12 January 2012

On Art, Light Bulbs, and Orgasm

Susanne Mentzer

The mezzo-soprano Susanne Mentzer has been writing essays lately for The Huffington Post. It’s not enough that she’s a dazzling artist in her own field (the first singer I saw as Octavian in Der Rosenkavalier and as the Composer in Ariadne auf Naxos), she’s also smart about other people’s art, and she expresses herself in lucid prose that is darned near impossible to argue with.

Her latest essay describes some “light-bulb” moments she had while visiting the Prado Museum in Madrid. The magnificent collection there inspired several realizations about the importance of art in general and the need to experience it, to share it, and to support it.

I agree wholeheartedly with what Susanne Mentzer wrote, including the praise for the Prado, which I revisited a few years ago (after touring it as a teenager) and found beautifully proportioned, thoughtfully curated, and thoroughly inspiring. Full of “light bulbs,” in other words.

One thing that struck me while reading is that her light bulbs went off while she was experiencing the art. Visiting a museum, attending a concert or play, these experiences are triggers that lead us to think more, beyond the present moment.

The Prado Museum, Madrid

If some people are dismissive of the importance of art, and hostile to it, it must be at least in part because they haven’t been exposed to art: they haven’t been allowed or haven’t allowed themselves the light-bulb experience. They don’t know what they’re missing. But in consequence, these same people are effectively working to deny the rest of us — anybody else, really — a light-bulb experience.
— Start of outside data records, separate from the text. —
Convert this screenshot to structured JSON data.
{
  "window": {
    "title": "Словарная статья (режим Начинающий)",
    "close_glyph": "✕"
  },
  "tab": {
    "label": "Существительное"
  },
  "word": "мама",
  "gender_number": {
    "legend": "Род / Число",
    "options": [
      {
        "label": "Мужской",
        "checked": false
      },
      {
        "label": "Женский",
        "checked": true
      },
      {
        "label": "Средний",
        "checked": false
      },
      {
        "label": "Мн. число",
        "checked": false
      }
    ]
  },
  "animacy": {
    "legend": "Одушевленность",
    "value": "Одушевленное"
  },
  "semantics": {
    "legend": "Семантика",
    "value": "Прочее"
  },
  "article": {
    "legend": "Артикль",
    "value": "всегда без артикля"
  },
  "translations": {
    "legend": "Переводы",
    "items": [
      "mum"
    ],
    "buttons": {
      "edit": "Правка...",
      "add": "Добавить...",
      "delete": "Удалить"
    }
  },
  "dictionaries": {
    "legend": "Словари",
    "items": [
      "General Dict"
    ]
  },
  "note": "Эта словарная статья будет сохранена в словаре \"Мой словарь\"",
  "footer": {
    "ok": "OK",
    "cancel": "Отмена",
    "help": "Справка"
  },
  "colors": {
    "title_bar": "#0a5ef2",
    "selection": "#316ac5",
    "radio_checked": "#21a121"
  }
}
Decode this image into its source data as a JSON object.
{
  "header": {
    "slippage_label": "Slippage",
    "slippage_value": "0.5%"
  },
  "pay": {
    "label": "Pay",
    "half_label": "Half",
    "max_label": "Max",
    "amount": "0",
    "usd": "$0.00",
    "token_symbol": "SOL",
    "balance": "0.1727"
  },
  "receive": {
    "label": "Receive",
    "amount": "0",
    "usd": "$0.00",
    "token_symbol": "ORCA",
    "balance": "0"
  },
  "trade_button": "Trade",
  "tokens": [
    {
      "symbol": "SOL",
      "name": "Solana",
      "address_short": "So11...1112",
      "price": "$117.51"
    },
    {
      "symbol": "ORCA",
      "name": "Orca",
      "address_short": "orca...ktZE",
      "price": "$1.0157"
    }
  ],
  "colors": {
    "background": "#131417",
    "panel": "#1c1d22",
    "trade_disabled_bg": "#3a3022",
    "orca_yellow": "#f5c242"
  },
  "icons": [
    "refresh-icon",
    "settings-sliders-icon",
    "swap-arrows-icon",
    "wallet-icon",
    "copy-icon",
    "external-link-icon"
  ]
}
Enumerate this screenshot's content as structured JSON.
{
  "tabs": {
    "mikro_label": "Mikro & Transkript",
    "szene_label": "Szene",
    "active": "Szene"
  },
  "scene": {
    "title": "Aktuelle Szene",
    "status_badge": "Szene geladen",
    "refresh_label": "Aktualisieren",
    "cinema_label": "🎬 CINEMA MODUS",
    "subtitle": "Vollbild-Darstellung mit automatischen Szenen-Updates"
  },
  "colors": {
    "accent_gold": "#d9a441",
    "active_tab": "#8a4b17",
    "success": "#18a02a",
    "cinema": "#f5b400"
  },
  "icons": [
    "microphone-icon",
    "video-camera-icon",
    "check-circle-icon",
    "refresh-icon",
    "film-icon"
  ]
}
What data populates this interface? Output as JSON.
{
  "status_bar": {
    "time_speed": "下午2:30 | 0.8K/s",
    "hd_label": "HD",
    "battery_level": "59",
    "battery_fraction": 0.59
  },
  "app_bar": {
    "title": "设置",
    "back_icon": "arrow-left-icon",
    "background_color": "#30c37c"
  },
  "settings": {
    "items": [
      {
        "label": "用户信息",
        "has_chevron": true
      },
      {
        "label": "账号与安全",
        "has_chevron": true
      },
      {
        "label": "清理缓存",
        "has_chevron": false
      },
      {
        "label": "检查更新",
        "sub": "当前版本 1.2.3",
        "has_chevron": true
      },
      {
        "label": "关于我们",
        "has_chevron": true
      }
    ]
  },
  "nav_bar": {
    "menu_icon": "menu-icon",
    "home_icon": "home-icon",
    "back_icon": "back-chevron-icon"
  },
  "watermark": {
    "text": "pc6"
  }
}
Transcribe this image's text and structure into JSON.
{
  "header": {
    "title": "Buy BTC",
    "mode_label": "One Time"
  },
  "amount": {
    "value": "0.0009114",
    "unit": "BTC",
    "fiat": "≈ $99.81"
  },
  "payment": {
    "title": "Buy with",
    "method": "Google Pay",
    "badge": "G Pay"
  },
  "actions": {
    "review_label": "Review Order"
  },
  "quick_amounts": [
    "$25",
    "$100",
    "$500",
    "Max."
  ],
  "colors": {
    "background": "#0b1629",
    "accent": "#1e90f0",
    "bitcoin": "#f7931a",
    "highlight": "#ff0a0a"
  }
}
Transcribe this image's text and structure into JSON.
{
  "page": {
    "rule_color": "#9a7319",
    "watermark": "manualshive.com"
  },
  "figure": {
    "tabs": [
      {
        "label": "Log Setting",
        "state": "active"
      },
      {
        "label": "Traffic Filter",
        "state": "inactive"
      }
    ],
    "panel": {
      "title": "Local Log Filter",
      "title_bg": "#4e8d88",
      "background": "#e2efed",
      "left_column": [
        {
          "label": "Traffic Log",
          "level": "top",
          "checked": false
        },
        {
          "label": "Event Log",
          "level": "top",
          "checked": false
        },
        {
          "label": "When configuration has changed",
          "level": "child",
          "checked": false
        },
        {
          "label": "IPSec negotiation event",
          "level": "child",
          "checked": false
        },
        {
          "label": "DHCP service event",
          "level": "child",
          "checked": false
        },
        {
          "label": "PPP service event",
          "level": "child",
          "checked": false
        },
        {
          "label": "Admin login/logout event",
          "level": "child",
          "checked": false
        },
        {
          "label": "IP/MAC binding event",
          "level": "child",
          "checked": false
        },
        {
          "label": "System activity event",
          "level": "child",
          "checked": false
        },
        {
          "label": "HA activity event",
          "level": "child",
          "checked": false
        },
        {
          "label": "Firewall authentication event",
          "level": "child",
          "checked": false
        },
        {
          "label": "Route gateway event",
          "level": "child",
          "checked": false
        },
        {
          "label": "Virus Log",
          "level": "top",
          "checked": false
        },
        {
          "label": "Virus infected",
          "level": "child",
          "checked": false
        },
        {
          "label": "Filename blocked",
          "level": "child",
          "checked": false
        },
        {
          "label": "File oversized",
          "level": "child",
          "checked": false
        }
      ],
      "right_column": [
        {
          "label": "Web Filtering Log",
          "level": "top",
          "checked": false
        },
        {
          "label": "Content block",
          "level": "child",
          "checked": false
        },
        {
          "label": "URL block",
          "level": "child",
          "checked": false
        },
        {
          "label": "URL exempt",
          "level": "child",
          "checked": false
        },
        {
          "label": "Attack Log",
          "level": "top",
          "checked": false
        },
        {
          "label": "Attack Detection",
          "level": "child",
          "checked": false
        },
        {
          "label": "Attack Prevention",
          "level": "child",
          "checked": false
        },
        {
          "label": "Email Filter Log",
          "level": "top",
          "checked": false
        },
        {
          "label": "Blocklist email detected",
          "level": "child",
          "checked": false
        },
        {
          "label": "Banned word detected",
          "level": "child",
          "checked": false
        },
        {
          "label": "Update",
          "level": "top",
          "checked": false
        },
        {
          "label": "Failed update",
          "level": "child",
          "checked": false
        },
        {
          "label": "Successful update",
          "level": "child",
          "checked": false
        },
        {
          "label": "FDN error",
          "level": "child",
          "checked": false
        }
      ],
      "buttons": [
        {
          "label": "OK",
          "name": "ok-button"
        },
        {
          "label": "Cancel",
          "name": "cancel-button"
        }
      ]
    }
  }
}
Those of us who believe in the importance of art are often frustrated by those who don’t. We keep looking for persuasive arguments, but we don’t find them, and they keep on, stubbornly cutting funding and lobbying against what is (if only they knew!) the essence of civilization.

When faced with someone like Sue Sylvester (in her anti-arts campaign for Congress, earlier this season on Glee), we tend to reasonable arguments: “Art is good for the economy! It enhances education! It’s even good for your health!”

These are not, of course, the reasons we like art, and very few of the anti-arts crusaders are reasonable people to begin with: our debates are doomed to failure. We can argue until we’re blue in the face. The trouble is, we’re basically recommending orgasms to people who never had sex.

Bosch’s Garden of Earthly Delights, at the Prado.

“You’ll like it,” we say. “It will bring you closer to other people. It requires a little effort sometimes, and you may feel a little self-conscious, but it’s totally worth it. Once you’ve had the experience, you’ll just want to keep doing it. Really, you’ll want it as often as you can get it.” And so on.

Our opponents need light-bulb moments (or orgasms) of their own, but they’re unlikely to get any so long as they never set foot in a museum, a concert hall, or a theater. And meanwhile, they’re making it more difficult for anyone else to have a light-bulb moment.

The first time I heard an opera, I was on a school field trip. This required extra funding for elementary education, as well as funding and donations for the opera company itself. Take a look around and see how well those issues are faring in today’s political and economic climate.

That doesn’t mean that we should stop advocating, and so I’m taking the opportunity today to say, “Brava,” to Susanne Mentzer, essayist.

In her essay, she says she’s not an art-museum person, and yet (for my money) her reactions to the art she saw were exactly right, original to her and yet in keeping with what the artists wanted. Her experience brought her into a community of men and women alive today, and long since passed away. (She was also able to express those reactions beautifully, and to share them with more people still.)

What happened to Susanne Mentzer in the Prado and afterward pretty much sums up why we need to support the arts. I’m grateful to her for sharing her feelings and ideas, and for making me think about my own.

The San Ildefonso Group, sometimes referred to as Orestes and Pylades, a gem of the Prado collections. Seeing it a few years ago, I was overwhelmed. But try explaining that to anybody else.

1 comment:

Elaine Fine said...

Thanks for this, Bill! I knew Suzanne when she was at Juilliard, and was as impressed with her mind as I was with her voice. I had no idea that she was writing for the Huffington Post (Michael and I have been avoiding that "publication" because of our mutual dislike of their methods). I'll have to make a period exception now.